There are big projects that Microsoft has introduced to improve the developer experience such as Windows Subsystem for Linux, PowerShell Core and .NET Core. There are also smaller QOL additions like Windows terminal. We are going to discuss the latter. Really the only shell I was using on consistently on Windows was Git for Windows as a bash emulator. That said we have been doing quite a bit of work with Windows Docker containers lately and it has highlighted the need for me to refresh my PowerShell knowledge and environment. And because I am at times, frivolous, I set out to revisit my terminal choice on Windows to best host my shell experience.

Desired features

The minimum features I desired in a terminal were:

  1. Multiple tables and pane views
  2. Multiple configurable shell profiles support​
  3. Robust and customizable keybinding configuration​
  4. Text search
  5. Pleasant display and configurable aesthetics


Windows Terminal

It should be no surprise that one of the first stops I made was to Windows Terminal. I had been following development of this MSFT-built terminal since Build 2019 when I embarrassed myself by walking in front of the live camera rolling an interview at their booth. So, the least I could do is try out the stable release. Here is what I found: Pros:

  • Delivers on most of the features I desired
  • MSFT-built
  • Minimalist and light
  • Compatibility with VSCode for intellisense on editing the setting json file
  • Command-pallette is an interesting idea


  • Lacks a global hotkey to restore the terminal window
  • Cannot launch shells as an elevated user (Appears to be a constraint of being a Windows App)
    windows terminal preview


An incredible terminal I stubbled across is the electron-based application, Terminus.


  • Popular with a healthy stream of contributors
  • Cross+platform
  • Feature packed and amazing UX terminus settings
  • Tab and history restore
  • Inline tab progress bar terminus
  • Global summons keybinding
  • Launch shell as elevated


VS Code

I realized while investigating this subject that my text editor, Vscode, had an integrated terminal built in. It gets the job done though lacked real-estate:


  • Surprisingly good keybinding support
  • Inherits your active color scheme
  • Integrates with VSCode run * command pallette actions


  • Poor tab view
  • Unable to configure multiple shell profiles beyond one per platform
  • No global summons keybinding
  • Crammed into VSCode window.

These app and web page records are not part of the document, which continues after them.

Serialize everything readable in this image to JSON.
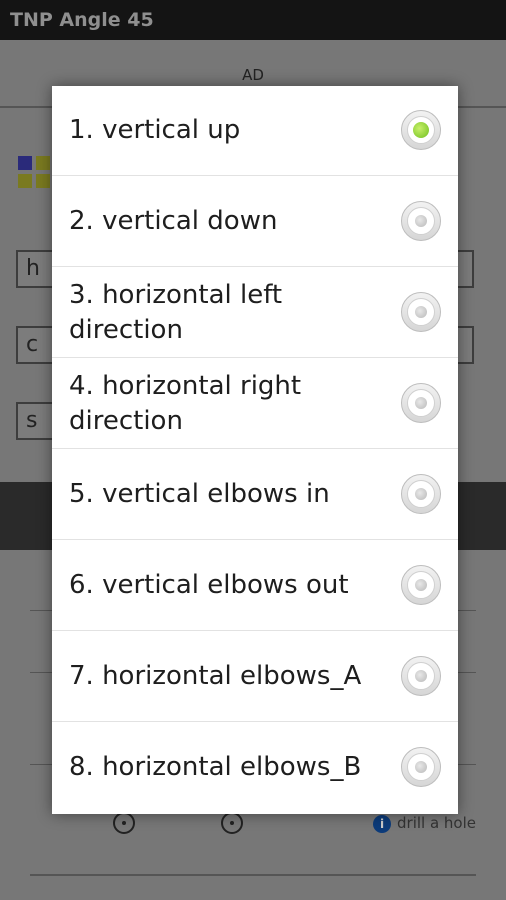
{
  "app": {
    "title": "TNP Angle 45",
    "ad_label": "AD",
    "field_letters": [
      "h",
      "c",
      "s"
    ],
    "hole_label": "drill a hole",
    "info_icon": "info-icon"
  },
  "dialog": {
    "options": [
      {
        "label": "1. vertical up",
        "selected": true
      },
      {
        "label": "2. vertical down",
        "selected": false
      },
      {
        "label": "3. horizontal left direction",
        "selected": false
      },
      {
        "label": "4. horizontal right direction",
        "selected": false
      },
      {
        "label": "5. vertical elbows in",
        "selected": false
      },
      {
        "label": "6. vertical elbows out",
        "selected": false
      },
      {
        "label": "7. horizontal elbows_A",
        "selected": false
      },
      {
        "label": "8. horizontal elbows_B",
        "selected": false
      }
    ],
    "accent_color": "#6fbf1f"
  }
}
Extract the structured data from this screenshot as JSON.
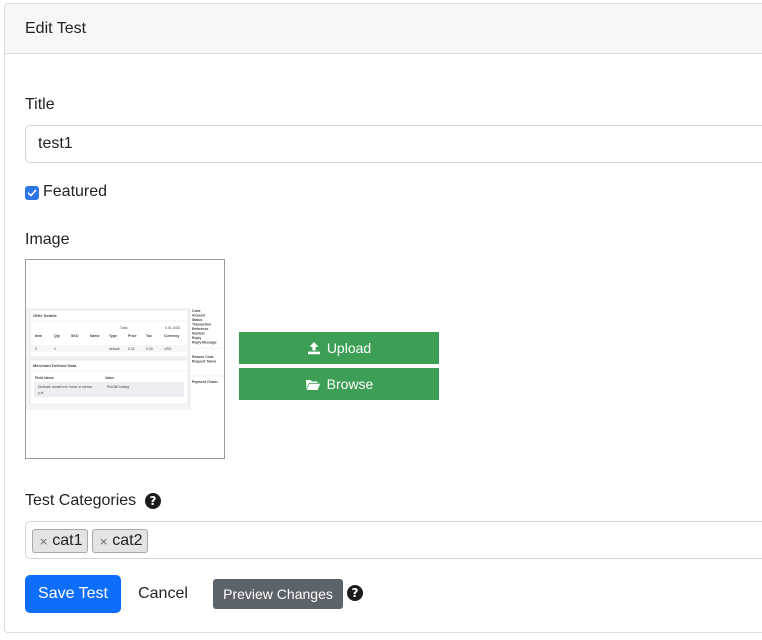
{
  "header": {
    "title": "Edit Test"
  },
  "form": {
    "title_label": "Title",
    "title_value": "test1",
    "featured_label": "Featured",
    "featured_checked": true,
    "image_label": "Image",
    "upload_label": "Upload",
    "browse_label": "Browse",
    "categories_label": "Test Categories",
    "categories": [
      "cat1",
      "cat2"
    ],
    "tag_remove_symbol": "×",
    "help_symbol": "?"
  },
  "thumbnail": {
    "offer_details": "Offer Details",
    "total_label": "Total",
    "total_value": "0.01 USD",
    "columns": [
      "Item",
      "Qty",
      "SKU",
      "Name",
      "Type",
      "Price",
      "Tax",
      "Currency"
    ],
    "row": [
      "0",
      "1",
      "",
      "",
      "default",
      "0.01",
      "0.00",
      "USD"
    ],
    "merchant_heading": "Merchant Defined Data",
    "field_name": "Field Name",
    "value": "Value",
    "note": "Dedicate donation in honor or memor",
    "note2": "y of",
    "note_value": "Pbn360 testing",
    "side_labels": [
      "Code",
      "Amount",
      "Status",
      "Transaction",
      "Reference",
      "Number",
      "Reply",
      "Reply Message",
      "",
      "Reason Code",
      "Request Token",
      "",
      "Payment Chann"
    ]
  },
  "actions": {
    "save_label": "Save Test",
    "cancel_label": "Cancel",
    "preview_label": "Preview Changes"
  },
  "colors": {
    "primary": "#0d6efd",
    "green": "#3d9e55",
    "secondary": "#5c636a"
  }
}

I like a view dedicated to the shells and with plenty of space
  • No vertical pane view (2x2 not possible) vscode


ConEmu and its most common wrapper, Cmder, are a classic choice for a terminal on Windows. I have been using Cmder for years and been very happy with it.


  • Time-tested
  • Ships with a great set of tools while not being too large
  • Performant
  • Global summons keybinding
  • Launch shell as elevated

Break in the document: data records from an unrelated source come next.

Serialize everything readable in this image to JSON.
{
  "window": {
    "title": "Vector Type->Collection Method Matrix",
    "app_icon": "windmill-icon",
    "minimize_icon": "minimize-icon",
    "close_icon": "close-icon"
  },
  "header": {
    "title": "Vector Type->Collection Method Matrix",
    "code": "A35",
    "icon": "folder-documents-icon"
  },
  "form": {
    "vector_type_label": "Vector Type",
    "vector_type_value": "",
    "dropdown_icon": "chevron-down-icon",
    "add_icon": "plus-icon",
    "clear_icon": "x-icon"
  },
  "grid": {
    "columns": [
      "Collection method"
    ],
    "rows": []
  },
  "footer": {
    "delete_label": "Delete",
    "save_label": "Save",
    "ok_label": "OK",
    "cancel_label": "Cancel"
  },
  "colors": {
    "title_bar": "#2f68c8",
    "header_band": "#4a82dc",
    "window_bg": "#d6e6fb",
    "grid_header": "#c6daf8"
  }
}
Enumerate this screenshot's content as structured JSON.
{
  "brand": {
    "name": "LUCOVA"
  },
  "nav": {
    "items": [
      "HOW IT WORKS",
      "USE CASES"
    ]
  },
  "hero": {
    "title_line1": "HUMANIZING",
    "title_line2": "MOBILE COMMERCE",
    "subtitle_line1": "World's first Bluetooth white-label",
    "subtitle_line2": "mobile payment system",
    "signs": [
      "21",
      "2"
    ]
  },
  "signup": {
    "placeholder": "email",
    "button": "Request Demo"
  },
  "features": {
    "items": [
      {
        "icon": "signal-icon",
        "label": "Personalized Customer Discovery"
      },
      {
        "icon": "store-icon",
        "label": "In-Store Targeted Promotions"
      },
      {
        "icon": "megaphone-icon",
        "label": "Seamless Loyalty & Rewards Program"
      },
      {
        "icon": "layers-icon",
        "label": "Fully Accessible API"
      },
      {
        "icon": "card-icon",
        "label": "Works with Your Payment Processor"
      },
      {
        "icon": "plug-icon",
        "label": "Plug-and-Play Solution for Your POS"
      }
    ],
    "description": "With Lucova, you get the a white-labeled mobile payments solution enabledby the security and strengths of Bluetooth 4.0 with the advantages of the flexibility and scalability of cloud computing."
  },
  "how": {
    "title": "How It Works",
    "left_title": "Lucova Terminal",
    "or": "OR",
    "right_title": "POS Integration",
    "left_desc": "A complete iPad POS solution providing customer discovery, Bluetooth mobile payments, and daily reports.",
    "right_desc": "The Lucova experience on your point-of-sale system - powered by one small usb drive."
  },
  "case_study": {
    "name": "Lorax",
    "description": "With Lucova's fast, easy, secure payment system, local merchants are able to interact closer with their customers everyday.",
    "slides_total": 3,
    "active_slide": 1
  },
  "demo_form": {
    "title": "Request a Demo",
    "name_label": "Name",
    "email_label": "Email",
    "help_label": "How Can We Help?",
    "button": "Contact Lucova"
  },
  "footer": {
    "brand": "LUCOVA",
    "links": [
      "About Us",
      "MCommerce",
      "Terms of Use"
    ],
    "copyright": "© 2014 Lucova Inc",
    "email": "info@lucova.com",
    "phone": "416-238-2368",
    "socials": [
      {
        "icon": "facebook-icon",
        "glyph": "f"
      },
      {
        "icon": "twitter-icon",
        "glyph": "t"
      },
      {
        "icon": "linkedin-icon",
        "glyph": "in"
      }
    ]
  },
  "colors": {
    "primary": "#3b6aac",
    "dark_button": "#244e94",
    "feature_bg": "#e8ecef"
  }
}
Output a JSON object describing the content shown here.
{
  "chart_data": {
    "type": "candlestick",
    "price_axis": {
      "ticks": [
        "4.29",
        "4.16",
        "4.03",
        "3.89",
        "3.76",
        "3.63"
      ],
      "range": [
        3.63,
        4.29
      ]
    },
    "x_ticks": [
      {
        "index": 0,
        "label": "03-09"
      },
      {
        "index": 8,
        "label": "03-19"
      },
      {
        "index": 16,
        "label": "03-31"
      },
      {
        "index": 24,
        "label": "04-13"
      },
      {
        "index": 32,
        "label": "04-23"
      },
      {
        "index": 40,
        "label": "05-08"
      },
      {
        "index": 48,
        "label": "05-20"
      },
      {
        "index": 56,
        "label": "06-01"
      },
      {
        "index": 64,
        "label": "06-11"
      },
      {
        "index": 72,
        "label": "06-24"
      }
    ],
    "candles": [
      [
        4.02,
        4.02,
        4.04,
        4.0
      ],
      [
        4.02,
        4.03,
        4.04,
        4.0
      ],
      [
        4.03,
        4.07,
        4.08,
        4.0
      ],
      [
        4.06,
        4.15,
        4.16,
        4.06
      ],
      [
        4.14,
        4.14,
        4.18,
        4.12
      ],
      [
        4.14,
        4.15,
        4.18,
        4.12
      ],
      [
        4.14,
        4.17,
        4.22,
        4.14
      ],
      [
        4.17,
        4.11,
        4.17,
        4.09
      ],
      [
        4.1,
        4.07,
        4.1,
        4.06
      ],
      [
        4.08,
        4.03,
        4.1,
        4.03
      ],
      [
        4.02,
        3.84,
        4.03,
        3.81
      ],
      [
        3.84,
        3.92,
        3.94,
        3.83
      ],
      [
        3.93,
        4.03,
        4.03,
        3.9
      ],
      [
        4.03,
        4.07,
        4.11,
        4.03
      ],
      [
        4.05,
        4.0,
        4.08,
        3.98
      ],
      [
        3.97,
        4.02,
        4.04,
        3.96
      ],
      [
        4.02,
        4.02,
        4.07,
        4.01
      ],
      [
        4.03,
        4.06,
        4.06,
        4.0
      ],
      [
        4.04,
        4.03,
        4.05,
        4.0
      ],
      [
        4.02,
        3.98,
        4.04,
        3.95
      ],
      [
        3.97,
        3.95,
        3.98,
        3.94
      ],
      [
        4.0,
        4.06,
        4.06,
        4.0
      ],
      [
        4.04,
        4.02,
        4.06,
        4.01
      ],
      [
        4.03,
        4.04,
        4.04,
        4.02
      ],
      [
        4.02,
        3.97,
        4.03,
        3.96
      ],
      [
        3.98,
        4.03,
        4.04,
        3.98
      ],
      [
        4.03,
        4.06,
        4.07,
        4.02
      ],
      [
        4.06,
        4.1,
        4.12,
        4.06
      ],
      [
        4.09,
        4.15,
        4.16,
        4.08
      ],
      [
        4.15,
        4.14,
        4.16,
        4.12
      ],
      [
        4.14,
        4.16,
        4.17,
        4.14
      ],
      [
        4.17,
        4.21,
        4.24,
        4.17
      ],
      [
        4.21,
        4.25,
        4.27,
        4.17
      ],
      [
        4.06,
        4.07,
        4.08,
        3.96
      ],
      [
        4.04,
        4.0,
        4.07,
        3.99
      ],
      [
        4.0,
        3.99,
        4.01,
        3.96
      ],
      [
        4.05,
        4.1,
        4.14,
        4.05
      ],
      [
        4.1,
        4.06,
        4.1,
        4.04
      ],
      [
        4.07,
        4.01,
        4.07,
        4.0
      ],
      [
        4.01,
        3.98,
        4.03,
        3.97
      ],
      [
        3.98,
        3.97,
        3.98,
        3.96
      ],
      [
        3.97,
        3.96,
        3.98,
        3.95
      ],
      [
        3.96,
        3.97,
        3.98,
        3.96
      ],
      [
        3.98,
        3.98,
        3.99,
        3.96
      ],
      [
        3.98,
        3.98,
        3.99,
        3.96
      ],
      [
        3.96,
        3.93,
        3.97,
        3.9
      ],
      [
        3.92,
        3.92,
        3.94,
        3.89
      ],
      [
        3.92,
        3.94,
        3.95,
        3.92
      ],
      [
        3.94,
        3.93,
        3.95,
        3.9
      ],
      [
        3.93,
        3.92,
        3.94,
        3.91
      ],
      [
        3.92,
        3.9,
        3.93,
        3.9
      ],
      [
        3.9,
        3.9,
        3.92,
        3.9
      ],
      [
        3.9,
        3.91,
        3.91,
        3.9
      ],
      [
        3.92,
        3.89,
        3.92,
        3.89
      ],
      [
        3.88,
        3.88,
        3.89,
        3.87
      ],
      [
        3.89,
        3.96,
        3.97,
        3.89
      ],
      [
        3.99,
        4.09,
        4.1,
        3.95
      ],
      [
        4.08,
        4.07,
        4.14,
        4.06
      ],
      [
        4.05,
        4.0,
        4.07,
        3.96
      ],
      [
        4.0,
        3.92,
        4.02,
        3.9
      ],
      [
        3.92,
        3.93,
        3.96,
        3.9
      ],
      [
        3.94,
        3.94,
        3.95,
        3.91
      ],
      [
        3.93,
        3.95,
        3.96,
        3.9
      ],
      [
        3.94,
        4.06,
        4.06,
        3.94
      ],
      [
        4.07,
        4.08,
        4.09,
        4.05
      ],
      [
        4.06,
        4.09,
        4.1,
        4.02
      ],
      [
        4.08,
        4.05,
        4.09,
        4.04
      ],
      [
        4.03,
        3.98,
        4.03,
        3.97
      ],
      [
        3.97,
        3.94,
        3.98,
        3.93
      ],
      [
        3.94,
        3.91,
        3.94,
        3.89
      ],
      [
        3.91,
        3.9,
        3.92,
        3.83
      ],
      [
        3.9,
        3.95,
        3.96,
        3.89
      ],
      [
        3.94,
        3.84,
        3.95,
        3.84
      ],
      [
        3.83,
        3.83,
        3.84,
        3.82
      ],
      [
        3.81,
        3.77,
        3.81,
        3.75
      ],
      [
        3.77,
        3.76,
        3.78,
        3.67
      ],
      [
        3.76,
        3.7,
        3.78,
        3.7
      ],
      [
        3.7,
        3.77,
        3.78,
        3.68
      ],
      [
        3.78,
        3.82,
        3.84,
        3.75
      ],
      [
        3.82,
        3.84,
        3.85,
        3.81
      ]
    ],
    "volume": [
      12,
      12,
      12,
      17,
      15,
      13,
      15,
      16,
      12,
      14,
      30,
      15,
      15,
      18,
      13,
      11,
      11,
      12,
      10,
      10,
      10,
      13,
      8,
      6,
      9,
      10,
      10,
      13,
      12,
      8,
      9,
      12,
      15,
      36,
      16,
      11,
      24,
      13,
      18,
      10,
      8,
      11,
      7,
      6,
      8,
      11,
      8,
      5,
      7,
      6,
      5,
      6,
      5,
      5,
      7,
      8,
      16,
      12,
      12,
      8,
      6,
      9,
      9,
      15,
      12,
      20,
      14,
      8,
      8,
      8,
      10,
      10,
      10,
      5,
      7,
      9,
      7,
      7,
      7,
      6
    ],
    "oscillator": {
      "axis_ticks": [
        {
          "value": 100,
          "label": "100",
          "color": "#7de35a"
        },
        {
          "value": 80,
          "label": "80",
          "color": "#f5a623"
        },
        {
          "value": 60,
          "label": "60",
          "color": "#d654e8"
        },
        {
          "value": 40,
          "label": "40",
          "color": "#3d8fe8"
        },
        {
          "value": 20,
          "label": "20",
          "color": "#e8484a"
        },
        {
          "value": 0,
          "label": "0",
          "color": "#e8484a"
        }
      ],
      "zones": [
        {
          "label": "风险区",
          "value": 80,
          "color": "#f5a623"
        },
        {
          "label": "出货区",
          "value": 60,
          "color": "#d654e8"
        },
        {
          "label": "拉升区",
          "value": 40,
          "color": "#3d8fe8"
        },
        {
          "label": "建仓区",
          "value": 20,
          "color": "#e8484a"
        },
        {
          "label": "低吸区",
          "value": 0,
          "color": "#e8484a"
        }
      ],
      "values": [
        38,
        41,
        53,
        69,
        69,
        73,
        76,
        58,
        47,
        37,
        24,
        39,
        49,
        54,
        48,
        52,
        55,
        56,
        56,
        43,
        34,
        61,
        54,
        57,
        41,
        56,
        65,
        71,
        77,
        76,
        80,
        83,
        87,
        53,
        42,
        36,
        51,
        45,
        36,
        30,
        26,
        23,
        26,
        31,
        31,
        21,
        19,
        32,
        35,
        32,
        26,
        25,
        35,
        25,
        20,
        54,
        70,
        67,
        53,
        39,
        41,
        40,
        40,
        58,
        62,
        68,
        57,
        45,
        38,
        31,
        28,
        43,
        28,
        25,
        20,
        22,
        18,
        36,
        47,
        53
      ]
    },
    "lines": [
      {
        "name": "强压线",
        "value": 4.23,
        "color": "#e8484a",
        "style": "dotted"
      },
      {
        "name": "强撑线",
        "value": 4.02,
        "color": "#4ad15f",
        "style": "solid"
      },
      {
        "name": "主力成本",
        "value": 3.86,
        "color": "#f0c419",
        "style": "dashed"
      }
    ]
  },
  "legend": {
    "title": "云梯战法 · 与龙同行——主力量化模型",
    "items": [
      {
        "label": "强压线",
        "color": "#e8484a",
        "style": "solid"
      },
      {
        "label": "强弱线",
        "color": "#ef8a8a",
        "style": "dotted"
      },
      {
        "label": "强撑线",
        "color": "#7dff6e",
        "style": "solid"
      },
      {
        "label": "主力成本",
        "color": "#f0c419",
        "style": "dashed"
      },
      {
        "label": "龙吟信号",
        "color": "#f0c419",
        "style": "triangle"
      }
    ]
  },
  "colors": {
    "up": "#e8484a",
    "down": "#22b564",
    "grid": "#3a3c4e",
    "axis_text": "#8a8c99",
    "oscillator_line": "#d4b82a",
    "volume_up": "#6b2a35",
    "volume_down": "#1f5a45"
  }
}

  • Clunky and compact settings UI
  • Might be a little overwhelming to new-comers


You cannot go wrong with any of the terminals listed above; they are strong contenders and I use each gladly. That said here is my current ranking given the mentioned desired feature set:

  1. Terminus - Terminus has a fantastic feature set while not being too overwhelming. Though its performance has been suspect, the fluid pleasant experience presented by this terminal outweighs any negatives. Additionally it is cross-platform and has a healthy open-source community.
  2. Windows Terminal - Windows terminal was knocked to number 2 due to some missing features like the ability to launch a shell as an elevated user and summon the terminal globally. That said, it is MSFT-built and relatively new to the scene. I expect it will gain steam and popularity.
  3. Cmder - Cmder is no longer the top terminal I would recommend though still a solid choice. It is a power user’s dream though can be overwhelming with the breadth of functionality it encapsulates and the dated compact user experience.

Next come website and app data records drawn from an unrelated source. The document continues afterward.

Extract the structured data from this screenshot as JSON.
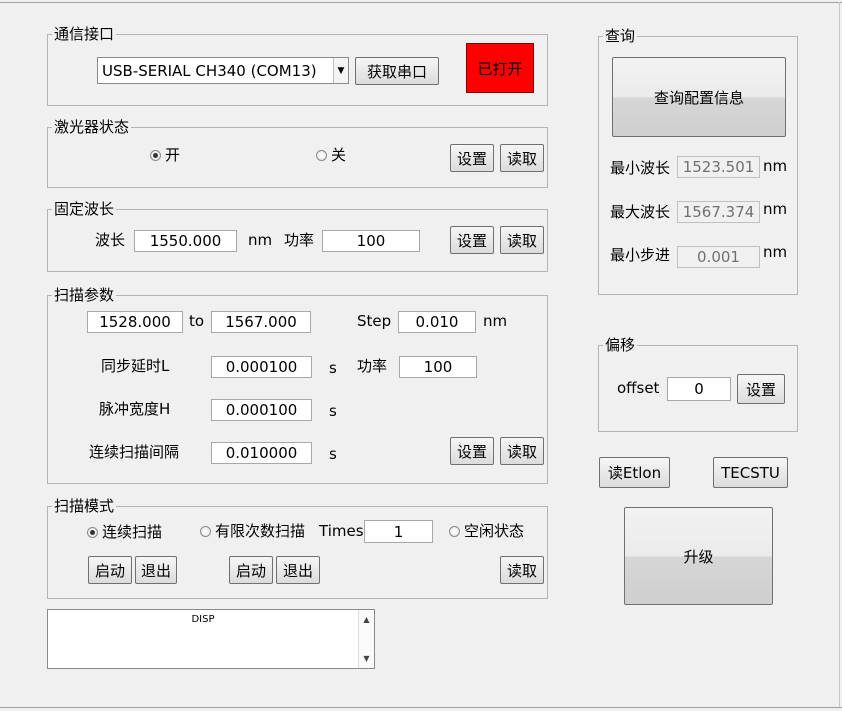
{
  "comm": {
    "title": "通信接口",
    "port_value": "USB-SERIAL CH340 (COM13)",
    "get_port_label": "获取串口",
    "status_label": "已打开",
    "status_color": "#ff0000"
  },
  "laser": {
    "title": "激光器状态",
    "on_label": "开",
    "off_label": "关",
    "selected": "开",
    "set_label": "设置",
    "read_label": "读取"
  },
  "fixed": {
    "title": "固定波长",
    "wavelength_label": "波长",
    "wavelength_value": "1550.000",
    "unit_nm": "nm",
    "power_label": "功率",
    "power_value": "100",
    "set_label": "设置",
    "read_label": "读取"
  },
  "scan": {
    "title": "扫描参数",
    "start_value": "1528.000",
    "to_label": "to",
    "end_value": "1567.000",
    "step_label": "Step",
    "step_value": "0.010",
    "unit_nm": "nm",
    "sync_label": "同步延时L",
    "sync_value": "0.000100",
    "unit_s": "s",
    "power_label": "功率",
    "power_value": "100",
    "pulse_label": "脉冲宽度H",
    "pulse_value": "0.000100",
    "interval_label": "连续扫描间隔",
    "interval_value": "0.010000",
    "set_label": "设置",
    "read_label": "读取"
  },
  "mode": {
    "title": "扫描模式",
    "continuous_label": "连续扫描",
    "limited_label": "有限次数扫描",
    "times_label": "Times",
    "times_value": "1",
    "idle_label": "空闲状态",
    "selected": "连续扫描",
    "start_label": "启动",
    "exit_label": "退出",
    "read_label": "读取"
  },
  "disp": {
    "text": "DISP"
  },
  "query": {
    "title": "查询",
    "query_config_label": "查询配置信息",
    "min_wl_label": "最小波长",
    "min_wl_value": "1523.501",
    "max_wl_label": "最大波长",
    "max_wl_value": "1567.374",
    "min_step_label": "最小步进",
    "min_step_value": "0.001",
    "unit_nm": "nm"
  },
  "offset": {
    "title": "偏移",
    "offset_label": "offset",
    "offset_value": "0",
    "set_label": "设置"
  },
  "misc": {
    "etlon_label": "读Etlon",
    "tecstu_label": "TECSTU",
    "upgrade_label": "升级"
  }
}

Hello, I am Nolan! I currently develop as a software engineering manager at Appfolio Investment Management. I am especially well-versed in .NET and JavaScript development and have been recently making strides in Ruby. Find more information about my career experience at LinkedIn and GitHub.